Task directions: Read through the listing below and copy each line in which the word "price" occurs.
BEGIN Data shown
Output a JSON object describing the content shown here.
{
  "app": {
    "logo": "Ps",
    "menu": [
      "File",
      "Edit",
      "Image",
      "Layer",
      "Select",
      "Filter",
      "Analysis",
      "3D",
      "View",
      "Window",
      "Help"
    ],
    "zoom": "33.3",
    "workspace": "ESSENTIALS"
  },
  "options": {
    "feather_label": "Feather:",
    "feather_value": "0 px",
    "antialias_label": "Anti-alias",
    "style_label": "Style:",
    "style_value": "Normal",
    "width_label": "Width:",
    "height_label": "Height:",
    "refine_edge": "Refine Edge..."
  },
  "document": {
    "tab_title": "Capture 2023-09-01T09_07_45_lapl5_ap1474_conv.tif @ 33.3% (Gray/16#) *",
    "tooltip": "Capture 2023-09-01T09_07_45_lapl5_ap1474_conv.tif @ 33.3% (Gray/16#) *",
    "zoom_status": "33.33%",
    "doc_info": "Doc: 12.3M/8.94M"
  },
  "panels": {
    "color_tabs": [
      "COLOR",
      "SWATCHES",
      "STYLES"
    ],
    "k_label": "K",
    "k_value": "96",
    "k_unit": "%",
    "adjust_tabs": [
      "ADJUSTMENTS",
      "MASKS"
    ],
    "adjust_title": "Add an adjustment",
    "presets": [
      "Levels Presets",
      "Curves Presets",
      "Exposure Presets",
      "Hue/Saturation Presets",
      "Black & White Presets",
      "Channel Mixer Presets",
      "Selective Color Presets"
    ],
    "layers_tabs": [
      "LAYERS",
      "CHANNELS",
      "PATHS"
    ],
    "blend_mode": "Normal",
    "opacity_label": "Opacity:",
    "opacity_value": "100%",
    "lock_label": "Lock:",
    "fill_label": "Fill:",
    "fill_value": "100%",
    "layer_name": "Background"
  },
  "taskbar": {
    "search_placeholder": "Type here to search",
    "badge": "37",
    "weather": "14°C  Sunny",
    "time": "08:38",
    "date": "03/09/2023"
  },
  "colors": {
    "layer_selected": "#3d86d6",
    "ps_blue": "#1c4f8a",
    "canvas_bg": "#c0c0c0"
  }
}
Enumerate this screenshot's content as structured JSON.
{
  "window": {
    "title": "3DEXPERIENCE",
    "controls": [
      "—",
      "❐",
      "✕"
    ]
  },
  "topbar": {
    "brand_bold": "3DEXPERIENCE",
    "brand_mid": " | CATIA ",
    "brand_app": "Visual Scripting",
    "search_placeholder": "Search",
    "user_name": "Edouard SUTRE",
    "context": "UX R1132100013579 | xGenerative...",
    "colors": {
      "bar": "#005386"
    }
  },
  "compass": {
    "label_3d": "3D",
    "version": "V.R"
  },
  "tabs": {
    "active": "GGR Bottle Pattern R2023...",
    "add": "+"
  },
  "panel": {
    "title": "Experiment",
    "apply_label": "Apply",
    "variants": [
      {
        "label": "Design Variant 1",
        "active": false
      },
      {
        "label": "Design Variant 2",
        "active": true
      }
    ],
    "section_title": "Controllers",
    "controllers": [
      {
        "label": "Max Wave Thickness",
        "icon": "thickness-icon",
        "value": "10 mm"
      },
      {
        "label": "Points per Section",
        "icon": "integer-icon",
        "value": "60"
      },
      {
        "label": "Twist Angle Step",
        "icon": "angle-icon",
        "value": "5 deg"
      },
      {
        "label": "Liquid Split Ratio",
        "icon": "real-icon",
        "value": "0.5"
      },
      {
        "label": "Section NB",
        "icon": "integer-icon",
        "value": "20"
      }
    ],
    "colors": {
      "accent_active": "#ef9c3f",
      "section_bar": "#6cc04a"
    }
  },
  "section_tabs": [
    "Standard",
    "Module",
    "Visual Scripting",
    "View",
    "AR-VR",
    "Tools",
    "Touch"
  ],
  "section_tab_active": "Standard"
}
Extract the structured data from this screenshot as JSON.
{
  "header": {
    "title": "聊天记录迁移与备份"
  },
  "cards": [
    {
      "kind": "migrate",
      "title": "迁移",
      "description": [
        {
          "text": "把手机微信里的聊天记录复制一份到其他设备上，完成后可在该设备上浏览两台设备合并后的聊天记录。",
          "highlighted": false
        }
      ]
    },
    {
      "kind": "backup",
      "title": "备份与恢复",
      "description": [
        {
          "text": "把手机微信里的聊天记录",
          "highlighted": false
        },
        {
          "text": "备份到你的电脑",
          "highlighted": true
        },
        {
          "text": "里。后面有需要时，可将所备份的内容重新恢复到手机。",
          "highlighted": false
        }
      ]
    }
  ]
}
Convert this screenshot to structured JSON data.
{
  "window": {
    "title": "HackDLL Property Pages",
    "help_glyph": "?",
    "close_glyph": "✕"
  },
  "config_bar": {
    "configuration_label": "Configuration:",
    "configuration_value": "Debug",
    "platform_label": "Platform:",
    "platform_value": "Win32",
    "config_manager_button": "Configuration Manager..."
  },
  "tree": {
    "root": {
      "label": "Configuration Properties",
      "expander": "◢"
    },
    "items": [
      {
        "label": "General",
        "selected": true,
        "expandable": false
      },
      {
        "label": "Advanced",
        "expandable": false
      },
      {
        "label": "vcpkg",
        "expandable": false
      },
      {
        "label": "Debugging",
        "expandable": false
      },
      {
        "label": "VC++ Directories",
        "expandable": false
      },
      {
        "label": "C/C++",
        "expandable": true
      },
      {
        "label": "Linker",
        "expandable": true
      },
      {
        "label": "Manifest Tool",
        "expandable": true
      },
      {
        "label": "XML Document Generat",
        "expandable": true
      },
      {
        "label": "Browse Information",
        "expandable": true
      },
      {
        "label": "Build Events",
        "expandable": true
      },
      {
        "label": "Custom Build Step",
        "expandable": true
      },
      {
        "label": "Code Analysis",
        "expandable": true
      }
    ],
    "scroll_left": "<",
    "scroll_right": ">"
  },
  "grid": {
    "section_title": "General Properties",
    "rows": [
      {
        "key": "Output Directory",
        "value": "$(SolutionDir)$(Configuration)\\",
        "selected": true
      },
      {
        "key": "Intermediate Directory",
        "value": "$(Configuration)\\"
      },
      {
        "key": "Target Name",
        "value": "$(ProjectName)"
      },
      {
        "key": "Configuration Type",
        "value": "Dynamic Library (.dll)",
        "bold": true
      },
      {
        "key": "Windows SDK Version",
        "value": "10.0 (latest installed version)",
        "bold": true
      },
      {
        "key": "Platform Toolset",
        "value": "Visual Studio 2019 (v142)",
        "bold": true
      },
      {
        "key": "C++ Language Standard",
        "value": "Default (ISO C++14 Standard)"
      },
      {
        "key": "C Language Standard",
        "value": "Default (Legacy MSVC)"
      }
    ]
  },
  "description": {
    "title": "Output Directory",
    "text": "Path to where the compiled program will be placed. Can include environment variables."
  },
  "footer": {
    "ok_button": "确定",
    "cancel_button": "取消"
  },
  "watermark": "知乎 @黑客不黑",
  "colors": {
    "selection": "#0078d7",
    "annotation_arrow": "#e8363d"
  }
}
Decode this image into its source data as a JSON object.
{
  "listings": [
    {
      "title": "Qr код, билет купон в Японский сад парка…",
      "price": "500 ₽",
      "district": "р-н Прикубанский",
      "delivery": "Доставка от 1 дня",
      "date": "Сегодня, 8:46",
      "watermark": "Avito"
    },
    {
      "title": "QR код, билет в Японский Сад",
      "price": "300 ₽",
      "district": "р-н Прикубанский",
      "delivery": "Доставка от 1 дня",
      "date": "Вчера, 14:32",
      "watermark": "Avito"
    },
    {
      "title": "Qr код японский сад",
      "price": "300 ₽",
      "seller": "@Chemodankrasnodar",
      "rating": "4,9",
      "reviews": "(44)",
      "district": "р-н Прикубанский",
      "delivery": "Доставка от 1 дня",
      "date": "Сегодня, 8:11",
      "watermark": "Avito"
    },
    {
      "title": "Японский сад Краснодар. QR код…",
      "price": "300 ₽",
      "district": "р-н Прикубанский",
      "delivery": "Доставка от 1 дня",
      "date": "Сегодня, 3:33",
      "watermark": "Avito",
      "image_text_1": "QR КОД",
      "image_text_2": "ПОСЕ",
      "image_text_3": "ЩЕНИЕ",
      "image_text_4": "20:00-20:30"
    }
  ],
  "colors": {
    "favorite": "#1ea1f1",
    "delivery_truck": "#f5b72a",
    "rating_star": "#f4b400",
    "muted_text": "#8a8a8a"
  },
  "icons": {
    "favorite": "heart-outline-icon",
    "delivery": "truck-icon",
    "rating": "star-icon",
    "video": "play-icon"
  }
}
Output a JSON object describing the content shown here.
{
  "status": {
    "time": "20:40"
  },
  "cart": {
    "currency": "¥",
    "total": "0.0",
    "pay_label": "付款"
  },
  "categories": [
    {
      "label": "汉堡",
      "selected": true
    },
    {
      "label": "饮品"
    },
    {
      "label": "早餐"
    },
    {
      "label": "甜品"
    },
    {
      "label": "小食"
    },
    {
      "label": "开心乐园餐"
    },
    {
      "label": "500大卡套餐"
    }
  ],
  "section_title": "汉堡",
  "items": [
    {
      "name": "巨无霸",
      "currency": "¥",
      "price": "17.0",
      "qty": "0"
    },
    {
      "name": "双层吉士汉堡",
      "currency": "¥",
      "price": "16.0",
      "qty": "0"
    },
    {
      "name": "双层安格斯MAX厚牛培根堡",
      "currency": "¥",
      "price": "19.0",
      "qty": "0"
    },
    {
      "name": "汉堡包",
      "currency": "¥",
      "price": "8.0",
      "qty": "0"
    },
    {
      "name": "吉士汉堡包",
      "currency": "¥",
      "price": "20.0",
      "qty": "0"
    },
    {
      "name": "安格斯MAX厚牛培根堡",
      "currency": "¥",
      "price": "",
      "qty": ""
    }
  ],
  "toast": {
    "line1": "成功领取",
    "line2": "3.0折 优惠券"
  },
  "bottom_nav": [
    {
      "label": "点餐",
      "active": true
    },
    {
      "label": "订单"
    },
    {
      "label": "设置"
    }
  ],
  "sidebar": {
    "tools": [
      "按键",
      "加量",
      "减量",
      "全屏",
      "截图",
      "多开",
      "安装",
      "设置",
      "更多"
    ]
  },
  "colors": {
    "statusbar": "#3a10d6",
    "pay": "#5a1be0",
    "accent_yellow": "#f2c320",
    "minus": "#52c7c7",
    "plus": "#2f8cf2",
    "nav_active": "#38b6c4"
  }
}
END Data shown
Reply to the task:
      "price": "500 ₽",
      "price": "300 ₽",
      "price": "300 ₽",
      "price": "300 ₽",
      "price": "17.0",
      "price": "16.0",
      "price": "19.0",
      "price": "8.0",
      "price": "20.0",
      "price": "",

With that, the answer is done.